IDEM has been given the authority to implement federal environmental laws on behalf of the state. The agency is also allowed to regulate activities that aren’t regulated by the federal government or to set standards that are more strict than federal standards. Five environmental boards assist IDEM in adopting new rules and clarifying state and federal rules are to be carried out. These boards are described in more detail later in the chapter.
Environmental laws are written in broad, general language that sets standards of conduct, minimum limits to be met, or maximum limit not to be exceeded. The federal government or state government can set laws; however, when a state environmental law regulates the same activity as a federal law, the state law cannot be less strict than its federal counterpart.
The Environmental Quality Service Council (EQSC) is required to provide legislative oversight to IDEM and review environmental issues as specified by law. When IDEM requests to add a law or modify an existing law, the agency works with the EQSC to draft language to be introduced during the state’s legislative session. Once a bill is enacted into law, the EQSC advises IDEM on how to put the law into practice.
Environmental laws set the limits for activities that affect the environment, but the language contained within the law doesn’t necessarily include details on how these limits are to be met. Therefore, The U.S. EPA and state authorities, like IDEM, create rules to provide the extra detail needed to carry out the limits of laws.
Federal rules are called “regulations” and can be found in the Code of Federal Regulations (CFR). Most federal regulations that pertain to environmental regulations are found in Title 40 under “Protection of the Environment.”
Indiana’s state rules are listed in the Indiana Administrative Code (IAC). States can create their own rules via the rulemaking process described later in this chapter, though many federal regulations are adopted word-for-word into state rules. Most of the environmental rules that must be followed in Indiana are listed under IAC Title 326 (air pollution), Title 327 (wastewater discharges), and Title 329 (waste disposal). All of Indiana’s laws, rules, and draft rules can be found online.

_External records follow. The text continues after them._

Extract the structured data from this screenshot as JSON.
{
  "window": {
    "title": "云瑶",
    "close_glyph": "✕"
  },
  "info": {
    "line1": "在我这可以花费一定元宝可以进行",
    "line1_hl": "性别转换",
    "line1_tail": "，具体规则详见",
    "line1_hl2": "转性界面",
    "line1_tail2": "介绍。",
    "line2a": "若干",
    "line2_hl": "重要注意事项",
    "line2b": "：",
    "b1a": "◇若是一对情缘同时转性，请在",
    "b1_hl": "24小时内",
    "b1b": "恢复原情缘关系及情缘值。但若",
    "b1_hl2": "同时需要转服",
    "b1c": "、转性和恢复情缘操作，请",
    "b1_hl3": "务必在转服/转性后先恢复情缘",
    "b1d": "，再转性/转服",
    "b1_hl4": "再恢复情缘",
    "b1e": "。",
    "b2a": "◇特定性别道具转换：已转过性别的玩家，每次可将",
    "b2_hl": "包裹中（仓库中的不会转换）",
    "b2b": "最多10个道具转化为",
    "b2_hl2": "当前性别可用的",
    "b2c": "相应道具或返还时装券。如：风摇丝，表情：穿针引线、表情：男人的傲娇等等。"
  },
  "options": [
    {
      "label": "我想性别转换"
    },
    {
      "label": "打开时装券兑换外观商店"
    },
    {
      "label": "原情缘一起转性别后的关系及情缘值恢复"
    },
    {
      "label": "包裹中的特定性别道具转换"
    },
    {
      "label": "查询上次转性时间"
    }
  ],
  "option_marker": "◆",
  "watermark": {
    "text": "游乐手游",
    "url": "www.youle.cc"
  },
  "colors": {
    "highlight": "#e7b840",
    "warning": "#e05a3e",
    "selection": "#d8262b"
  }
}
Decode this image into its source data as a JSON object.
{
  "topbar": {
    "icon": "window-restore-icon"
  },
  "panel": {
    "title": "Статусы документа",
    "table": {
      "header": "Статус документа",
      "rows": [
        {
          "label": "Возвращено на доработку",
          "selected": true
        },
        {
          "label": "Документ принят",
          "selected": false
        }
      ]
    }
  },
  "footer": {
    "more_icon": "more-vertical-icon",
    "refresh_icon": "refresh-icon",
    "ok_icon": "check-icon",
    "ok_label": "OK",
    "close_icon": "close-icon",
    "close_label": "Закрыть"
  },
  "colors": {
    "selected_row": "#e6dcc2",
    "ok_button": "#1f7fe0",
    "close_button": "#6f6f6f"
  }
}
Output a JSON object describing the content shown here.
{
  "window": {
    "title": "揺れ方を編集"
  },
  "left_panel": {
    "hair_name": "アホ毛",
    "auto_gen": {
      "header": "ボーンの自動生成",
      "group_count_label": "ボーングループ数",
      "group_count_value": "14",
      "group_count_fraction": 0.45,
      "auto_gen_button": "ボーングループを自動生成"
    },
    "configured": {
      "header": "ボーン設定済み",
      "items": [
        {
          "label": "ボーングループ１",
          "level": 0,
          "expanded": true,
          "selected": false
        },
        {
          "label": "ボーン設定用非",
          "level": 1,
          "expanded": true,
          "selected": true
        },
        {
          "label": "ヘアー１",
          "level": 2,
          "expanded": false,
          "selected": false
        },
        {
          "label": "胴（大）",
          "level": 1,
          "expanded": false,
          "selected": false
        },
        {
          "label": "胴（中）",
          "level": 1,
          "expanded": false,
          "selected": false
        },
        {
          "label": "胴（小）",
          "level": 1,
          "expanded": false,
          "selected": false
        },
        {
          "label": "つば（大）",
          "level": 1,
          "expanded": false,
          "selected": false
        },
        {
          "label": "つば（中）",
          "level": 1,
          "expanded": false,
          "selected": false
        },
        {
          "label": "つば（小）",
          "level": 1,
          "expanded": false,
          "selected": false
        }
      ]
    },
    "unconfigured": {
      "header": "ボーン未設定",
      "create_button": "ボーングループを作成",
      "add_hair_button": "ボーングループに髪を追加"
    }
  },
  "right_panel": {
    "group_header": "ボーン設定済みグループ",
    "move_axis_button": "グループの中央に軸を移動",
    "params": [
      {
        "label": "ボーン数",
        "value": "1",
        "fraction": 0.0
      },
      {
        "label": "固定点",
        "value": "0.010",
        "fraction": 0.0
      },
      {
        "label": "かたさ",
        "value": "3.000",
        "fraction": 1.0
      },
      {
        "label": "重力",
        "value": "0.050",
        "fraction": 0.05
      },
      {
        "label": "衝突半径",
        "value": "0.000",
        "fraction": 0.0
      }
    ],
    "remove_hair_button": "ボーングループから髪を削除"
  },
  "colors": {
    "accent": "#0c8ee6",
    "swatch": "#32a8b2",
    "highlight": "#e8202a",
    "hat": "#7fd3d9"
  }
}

The string of letters and numbers used to reference rules and laws can be confusing. However, there is a reason for all of the dots, dashes and parentheses. Reference the chart below to understand what a citation is referencing. Remember that items in the Indiana Code (IC) are laws and they use a different label than the rules referenced in the Indiana Administrative Code (IAC).